• Exercise instructions:
Say how many lines below hold the word "Piton"; give the number by itself.

======== Records provided ========

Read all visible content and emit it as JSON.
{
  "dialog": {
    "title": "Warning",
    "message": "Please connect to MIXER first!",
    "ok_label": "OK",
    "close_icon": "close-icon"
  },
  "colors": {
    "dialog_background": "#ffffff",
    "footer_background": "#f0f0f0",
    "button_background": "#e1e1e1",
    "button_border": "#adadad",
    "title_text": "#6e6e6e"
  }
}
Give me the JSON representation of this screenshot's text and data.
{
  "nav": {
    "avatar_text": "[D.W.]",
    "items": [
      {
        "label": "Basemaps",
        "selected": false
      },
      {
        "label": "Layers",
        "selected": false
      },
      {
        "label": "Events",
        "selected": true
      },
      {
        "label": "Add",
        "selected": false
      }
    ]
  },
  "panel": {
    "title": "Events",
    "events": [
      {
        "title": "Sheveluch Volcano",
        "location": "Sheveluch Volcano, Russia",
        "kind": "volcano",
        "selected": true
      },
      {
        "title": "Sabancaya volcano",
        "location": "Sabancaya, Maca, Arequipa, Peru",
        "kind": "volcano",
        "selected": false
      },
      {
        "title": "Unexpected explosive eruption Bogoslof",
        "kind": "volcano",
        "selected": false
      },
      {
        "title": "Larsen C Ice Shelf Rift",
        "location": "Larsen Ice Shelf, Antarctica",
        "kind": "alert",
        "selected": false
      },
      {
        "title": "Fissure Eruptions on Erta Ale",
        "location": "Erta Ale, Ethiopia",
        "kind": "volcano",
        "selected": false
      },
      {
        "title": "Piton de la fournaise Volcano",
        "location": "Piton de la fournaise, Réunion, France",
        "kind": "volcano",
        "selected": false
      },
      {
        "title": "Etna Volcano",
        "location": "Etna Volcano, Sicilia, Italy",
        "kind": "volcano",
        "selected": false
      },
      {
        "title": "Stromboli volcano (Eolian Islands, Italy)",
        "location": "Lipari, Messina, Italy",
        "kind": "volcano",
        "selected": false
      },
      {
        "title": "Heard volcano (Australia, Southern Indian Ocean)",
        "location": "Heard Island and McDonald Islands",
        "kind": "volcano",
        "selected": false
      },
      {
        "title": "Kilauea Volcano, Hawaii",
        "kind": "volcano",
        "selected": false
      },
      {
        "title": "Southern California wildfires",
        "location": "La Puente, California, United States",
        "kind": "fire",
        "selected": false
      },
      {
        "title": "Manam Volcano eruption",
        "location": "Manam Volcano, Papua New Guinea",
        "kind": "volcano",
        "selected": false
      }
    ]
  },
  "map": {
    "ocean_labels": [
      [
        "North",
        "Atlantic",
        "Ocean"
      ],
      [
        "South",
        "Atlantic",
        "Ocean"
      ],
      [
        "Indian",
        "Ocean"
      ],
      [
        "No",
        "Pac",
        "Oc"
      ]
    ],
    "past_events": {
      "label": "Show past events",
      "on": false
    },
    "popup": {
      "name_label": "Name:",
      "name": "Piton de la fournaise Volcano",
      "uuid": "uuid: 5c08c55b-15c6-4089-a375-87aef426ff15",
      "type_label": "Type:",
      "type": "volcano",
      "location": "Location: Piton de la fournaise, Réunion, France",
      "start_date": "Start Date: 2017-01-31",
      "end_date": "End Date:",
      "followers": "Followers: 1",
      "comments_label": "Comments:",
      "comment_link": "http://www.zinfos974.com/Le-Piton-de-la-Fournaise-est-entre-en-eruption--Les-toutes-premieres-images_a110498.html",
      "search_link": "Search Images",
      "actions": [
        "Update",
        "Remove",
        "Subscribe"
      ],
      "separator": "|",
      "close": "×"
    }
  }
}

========
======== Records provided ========

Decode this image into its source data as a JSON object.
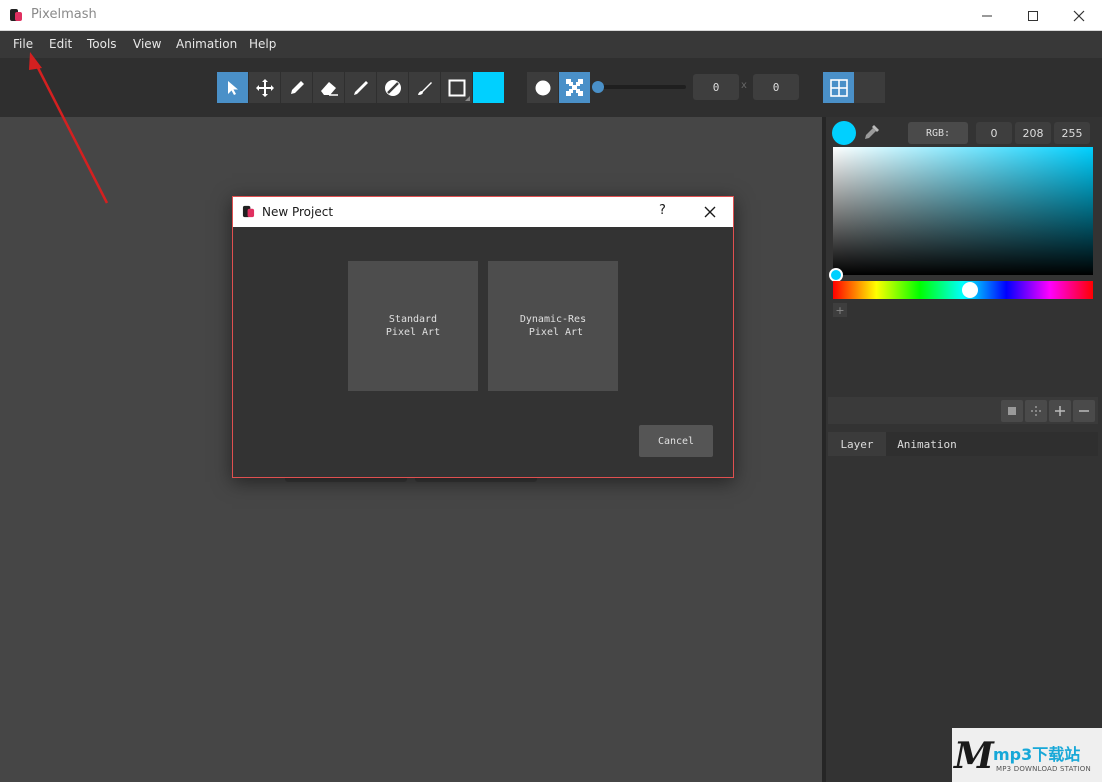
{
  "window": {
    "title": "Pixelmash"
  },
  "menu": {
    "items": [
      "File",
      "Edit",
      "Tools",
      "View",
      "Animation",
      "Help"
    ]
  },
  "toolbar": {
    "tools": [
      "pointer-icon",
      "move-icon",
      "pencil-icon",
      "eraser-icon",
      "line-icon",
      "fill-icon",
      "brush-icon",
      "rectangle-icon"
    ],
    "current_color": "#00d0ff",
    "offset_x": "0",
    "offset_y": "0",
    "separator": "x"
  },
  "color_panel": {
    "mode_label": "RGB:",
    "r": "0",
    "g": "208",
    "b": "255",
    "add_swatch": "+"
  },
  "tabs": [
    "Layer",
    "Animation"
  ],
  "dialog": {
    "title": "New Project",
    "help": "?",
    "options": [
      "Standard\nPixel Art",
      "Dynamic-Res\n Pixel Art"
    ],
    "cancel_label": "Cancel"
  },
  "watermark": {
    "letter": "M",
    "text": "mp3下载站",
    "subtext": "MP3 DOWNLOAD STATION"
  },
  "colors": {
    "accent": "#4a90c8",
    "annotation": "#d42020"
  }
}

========

• Response box:
5